▶ [Required action]
Go through the entries below and return every line that contains "kind".

[[ Exercise materials, beginning ]]

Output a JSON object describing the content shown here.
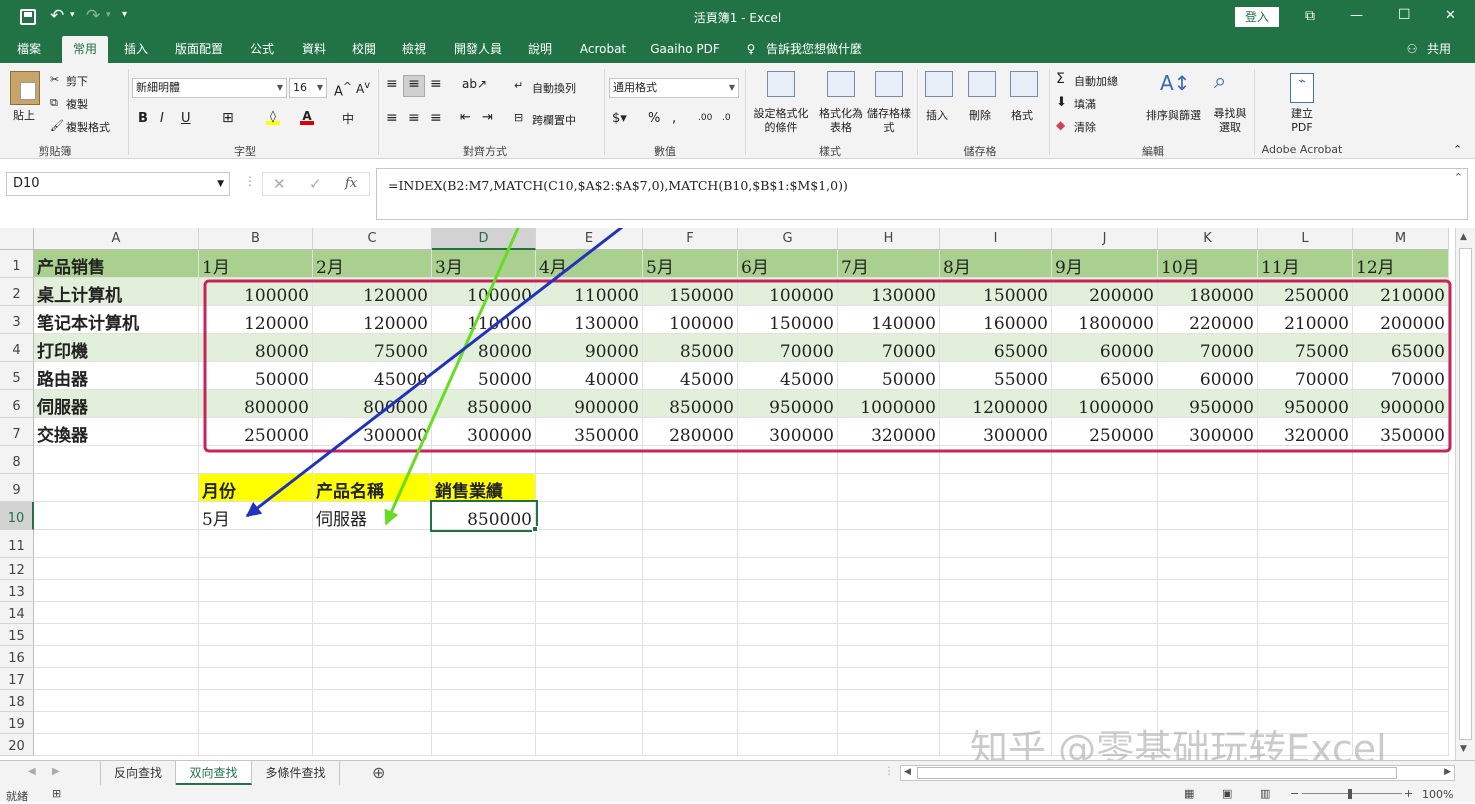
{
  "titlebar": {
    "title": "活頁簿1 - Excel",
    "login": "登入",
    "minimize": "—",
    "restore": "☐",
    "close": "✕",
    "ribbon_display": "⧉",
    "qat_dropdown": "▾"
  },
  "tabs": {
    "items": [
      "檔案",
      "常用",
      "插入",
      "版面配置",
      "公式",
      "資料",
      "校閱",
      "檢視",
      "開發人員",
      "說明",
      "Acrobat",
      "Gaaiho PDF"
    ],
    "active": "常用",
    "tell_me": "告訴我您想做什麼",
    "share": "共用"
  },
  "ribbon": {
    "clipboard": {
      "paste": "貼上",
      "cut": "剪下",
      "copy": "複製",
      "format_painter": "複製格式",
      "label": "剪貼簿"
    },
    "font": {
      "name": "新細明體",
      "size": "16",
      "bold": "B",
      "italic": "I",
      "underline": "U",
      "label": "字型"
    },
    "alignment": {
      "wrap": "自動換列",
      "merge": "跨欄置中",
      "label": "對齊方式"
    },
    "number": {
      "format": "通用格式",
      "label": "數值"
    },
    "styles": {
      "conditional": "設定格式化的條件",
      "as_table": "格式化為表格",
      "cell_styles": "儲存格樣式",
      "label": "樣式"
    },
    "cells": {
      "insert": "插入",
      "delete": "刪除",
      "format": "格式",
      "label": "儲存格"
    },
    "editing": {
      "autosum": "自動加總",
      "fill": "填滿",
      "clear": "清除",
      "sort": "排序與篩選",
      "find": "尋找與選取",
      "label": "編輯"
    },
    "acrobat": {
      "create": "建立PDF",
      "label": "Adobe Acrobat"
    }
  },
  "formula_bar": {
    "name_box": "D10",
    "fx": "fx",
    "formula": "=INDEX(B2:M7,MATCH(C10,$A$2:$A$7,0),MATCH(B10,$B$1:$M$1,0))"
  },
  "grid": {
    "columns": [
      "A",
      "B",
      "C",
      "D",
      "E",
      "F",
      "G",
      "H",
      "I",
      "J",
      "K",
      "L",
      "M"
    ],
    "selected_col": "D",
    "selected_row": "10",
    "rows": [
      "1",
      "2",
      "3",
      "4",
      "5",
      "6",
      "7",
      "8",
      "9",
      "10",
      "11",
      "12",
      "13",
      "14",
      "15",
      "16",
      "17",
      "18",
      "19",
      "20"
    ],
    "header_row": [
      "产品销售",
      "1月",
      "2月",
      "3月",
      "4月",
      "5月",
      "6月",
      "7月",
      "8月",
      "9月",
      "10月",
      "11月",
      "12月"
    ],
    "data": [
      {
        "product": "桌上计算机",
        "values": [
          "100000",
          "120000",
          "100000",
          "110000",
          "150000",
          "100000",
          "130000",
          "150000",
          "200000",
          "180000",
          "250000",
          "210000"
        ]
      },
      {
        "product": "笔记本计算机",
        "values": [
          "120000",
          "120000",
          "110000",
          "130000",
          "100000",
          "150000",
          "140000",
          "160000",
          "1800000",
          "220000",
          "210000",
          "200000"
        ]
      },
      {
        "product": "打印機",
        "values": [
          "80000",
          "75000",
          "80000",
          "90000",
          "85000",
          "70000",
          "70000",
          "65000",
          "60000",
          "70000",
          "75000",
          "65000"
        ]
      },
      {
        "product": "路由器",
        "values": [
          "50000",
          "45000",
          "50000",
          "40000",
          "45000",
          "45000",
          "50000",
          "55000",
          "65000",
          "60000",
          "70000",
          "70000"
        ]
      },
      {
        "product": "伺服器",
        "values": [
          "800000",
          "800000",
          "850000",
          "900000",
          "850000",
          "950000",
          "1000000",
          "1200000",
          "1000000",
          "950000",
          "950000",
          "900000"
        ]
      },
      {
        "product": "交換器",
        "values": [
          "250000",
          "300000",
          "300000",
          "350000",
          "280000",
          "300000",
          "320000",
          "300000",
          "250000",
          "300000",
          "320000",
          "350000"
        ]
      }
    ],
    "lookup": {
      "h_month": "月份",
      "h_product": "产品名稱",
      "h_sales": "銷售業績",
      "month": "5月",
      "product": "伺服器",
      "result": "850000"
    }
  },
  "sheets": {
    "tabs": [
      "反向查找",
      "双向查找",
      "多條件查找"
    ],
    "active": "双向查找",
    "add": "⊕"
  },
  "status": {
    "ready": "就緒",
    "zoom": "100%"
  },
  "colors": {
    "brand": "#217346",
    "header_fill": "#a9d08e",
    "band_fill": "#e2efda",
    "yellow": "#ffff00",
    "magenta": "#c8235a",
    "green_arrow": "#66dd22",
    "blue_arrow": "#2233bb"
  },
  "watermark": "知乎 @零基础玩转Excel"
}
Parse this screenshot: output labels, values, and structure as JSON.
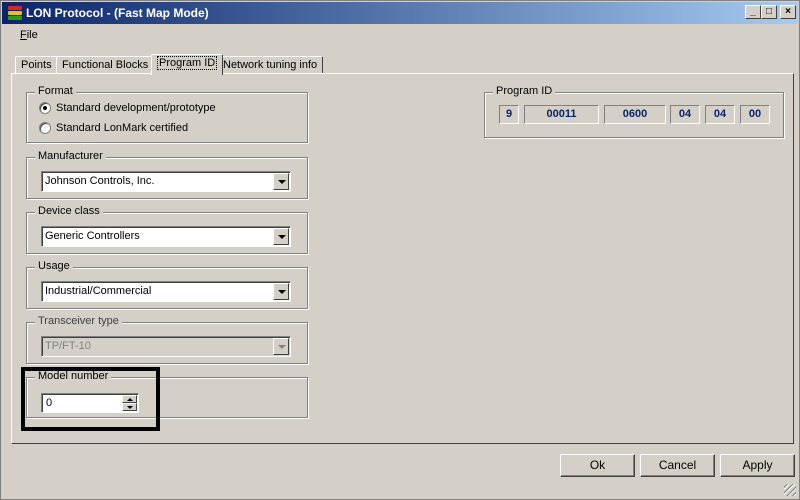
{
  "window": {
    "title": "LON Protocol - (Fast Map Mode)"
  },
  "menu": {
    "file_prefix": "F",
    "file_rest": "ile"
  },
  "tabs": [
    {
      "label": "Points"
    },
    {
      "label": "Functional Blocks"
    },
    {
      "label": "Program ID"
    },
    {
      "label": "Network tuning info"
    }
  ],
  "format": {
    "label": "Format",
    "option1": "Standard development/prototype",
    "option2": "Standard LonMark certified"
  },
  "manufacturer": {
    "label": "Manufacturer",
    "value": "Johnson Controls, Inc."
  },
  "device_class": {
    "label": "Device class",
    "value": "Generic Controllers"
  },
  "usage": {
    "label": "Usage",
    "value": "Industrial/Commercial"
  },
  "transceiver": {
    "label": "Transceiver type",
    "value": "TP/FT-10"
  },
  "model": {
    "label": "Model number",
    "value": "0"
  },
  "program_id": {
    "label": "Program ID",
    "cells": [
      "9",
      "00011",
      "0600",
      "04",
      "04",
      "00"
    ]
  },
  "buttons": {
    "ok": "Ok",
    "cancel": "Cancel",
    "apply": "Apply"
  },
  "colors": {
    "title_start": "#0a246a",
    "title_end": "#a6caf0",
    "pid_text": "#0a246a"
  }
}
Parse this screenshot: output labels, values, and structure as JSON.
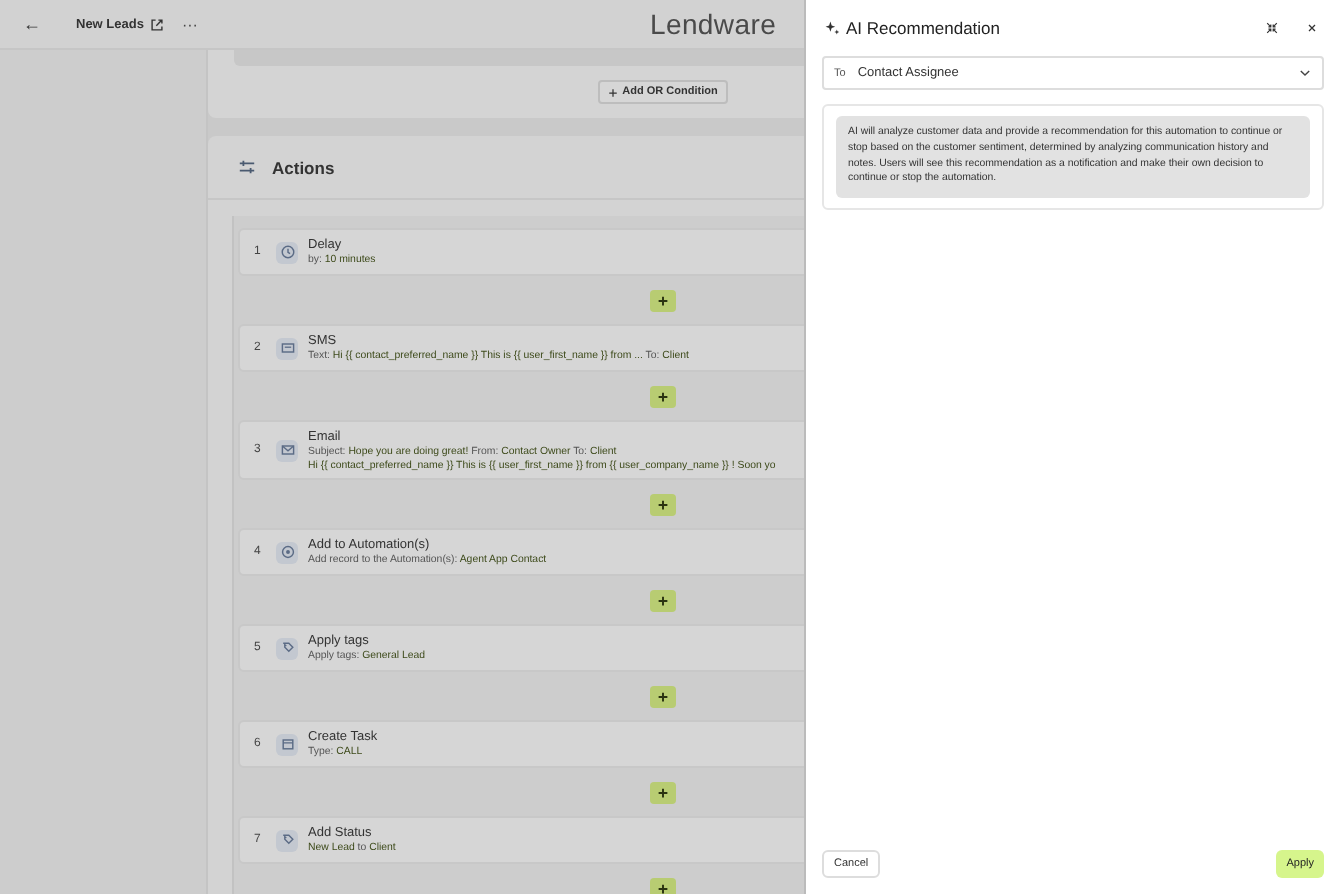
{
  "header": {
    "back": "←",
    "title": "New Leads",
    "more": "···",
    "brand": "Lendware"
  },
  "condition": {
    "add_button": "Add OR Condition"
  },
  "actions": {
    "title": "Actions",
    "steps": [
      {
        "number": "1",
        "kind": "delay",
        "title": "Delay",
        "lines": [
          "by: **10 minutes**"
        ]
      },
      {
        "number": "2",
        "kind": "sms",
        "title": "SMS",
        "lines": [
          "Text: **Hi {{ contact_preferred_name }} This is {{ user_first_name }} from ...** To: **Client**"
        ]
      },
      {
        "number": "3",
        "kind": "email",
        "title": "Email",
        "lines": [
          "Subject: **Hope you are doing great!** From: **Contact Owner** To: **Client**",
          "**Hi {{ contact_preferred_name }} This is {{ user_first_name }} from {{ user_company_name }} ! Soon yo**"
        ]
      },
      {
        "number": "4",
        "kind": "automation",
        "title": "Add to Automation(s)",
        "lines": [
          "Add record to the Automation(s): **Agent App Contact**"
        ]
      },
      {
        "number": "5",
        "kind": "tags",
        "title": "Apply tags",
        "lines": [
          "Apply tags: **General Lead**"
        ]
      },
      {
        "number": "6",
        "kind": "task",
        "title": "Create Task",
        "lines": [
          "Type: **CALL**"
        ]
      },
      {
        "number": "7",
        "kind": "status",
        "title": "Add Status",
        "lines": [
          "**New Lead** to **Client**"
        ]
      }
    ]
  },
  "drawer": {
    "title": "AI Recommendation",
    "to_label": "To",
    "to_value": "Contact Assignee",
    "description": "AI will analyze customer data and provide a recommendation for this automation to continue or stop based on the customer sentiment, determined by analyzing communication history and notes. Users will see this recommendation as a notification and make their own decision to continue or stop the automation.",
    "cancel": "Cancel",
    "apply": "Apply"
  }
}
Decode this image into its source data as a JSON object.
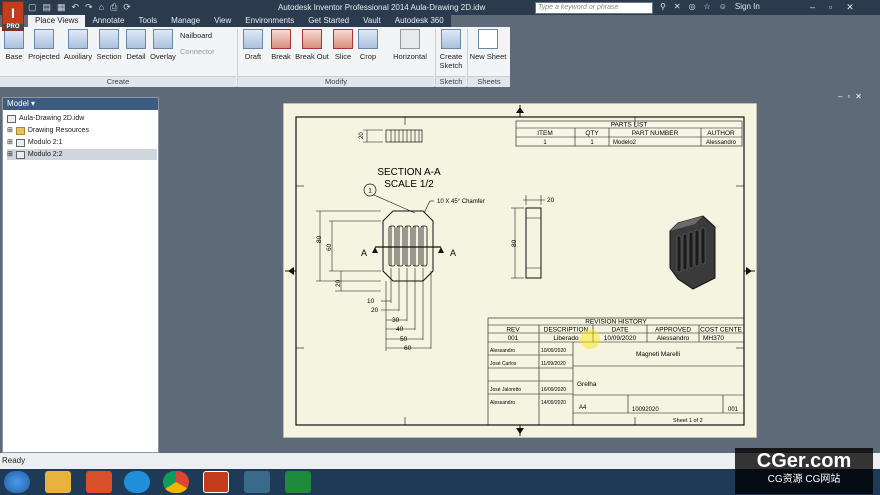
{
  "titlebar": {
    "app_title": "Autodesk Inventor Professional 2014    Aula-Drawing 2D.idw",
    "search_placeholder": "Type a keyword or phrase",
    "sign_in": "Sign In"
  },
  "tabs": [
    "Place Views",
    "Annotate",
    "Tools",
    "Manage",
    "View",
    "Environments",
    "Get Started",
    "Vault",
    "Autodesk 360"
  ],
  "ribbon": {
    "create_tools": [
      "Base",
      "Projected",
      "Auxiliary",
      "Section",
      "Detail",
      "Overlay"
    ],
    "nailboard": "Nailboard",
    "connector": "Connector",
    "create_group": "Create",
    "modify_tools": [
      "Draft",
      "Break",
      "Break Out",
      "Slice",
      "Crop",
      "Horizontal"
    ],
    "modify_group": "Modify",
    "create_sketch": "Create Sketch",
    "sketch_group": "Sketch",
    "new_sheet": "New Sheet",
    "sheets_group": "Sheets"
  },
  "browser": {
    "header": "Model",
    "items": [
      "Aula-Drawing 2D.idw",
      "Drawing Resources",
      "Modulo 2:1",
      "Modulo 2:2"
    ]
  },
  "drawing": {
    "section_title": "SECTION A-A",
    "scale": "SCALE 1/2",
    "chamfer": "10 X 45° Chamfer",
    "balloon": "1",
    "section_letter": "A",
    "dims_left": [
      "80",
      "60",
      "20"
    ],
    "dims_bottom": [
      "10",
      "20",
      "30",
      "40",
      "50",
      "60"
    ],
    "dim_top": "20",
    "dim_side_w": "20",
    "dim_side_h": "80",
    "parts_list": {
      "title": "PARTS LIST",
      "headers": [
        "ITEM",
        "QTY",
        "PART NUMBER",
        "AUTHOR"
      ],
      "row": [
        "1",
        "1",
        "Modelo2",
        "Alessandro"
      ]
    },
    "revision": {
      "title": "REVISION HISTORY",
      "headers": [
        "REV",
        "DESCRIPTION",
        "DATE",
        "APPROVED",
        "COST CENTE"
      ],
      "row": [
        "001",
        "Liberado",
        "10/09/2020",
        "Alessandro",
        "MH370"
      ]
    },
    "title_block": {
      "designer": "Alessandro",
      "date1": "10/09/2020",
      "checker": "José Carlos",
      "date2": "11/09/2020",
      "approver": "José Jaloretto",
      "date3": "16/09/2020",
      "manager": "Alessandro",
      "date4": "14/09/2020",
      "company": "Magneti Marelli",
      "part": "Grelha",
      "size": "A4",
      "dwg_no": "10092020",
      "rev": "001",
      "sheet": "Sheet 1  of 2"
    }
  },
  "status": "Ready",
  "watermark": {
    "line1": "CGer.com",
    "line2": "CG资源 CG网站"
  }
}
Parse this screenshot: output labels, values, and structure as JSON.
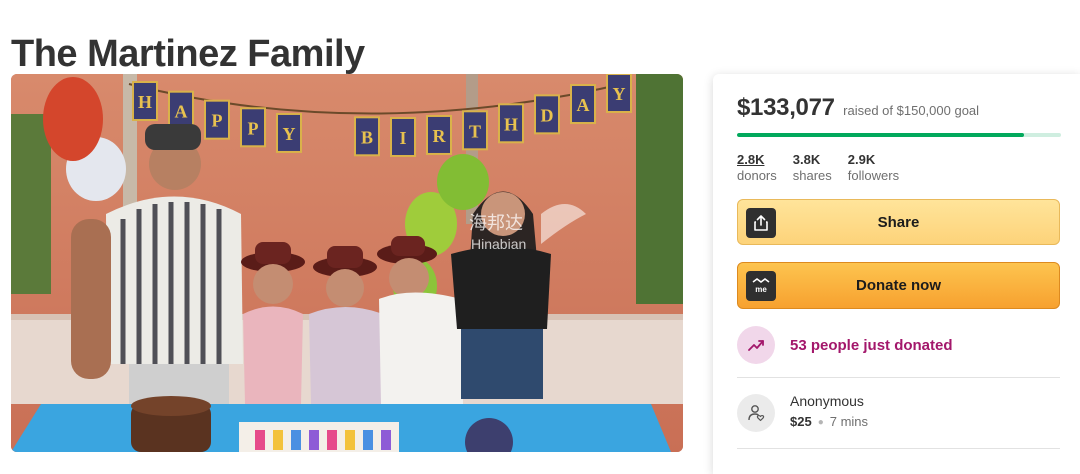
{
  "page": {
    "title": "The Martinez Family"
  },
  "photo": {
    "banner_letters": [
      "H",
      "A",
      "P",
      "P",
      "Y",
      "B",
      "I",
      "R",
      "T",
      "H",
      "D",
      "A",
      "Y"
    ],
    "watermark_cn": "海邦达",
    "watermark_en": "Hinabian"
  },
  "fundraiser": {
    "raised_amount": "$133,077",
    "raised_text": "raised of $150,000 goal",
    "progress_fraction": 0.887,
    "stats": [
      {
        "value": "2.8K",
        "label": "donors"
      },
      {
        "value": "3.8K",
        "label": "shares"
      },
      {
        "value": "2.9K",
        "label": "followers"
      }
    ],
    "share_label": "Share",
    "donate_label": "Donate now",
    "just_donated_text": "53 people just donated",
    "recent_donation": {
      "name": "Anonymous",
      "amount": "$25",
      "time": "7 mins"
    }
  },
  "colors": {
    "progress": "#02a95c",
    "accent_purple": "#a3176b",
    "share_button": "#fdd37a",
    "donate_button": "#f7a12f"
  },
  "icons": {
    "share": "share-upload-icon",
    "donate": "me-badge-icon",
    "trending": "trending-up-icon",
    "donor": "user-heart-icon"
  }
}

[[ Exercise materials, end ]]

▶ [Reply to the task]
        "kind": "delay",
        "kind": "sms",
        "kind": "email",
        "kind": "automation",
        "kind": "tags",
        "kind": "task",
        "kind": "status",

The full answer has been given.